▶ What to work on:
Scan the data for "Connection" and copy each matching line.

▶ Material shown:
--
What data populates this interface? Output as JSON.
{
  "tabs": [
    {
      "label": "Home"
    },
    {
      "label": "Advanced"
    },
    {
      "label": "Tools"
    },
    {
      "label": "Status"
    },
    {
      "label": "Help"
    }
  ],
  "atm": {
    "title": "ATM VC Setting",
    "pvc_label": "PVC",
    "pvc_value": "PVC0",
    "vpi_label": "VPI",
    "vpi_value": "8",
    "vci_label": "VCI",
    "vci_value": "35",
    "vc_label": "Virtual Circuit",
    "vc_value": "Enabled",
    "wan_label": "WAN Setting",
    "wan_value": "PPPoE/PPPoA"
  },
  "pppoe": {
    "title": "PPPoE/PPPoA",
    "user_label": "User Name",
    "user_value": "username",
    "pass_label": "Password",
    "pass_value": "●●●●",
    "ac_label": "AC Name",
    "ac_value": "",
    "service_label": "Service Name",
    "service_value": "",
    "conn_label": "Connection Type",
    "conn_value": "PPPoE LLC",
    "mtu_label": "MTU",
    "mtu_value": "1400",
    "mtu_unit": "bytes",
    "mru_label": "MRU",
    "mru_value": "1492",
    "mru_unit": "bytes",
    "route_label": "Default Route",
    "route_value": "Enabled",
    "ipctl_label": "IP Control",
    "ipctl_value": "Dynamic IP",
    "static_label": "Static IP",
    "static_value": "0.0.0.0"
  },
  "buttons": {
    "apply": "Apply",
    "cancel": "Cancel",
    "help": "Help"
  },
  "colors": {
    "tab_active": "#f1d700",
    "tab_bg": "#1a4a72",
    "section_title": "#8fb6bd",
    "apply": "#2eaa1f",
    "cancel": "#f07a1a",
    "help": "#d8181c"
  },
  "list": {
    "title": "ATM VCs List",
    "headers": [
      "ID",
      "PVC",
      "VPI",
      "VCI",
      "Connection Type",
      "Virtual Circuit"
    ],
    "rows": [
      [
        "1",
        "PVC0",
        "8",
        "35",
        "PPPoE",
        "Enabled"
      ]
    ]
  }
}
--
▶ Answer to the exercise:
    "conn_label": "Connection Type",
      "Connection Type",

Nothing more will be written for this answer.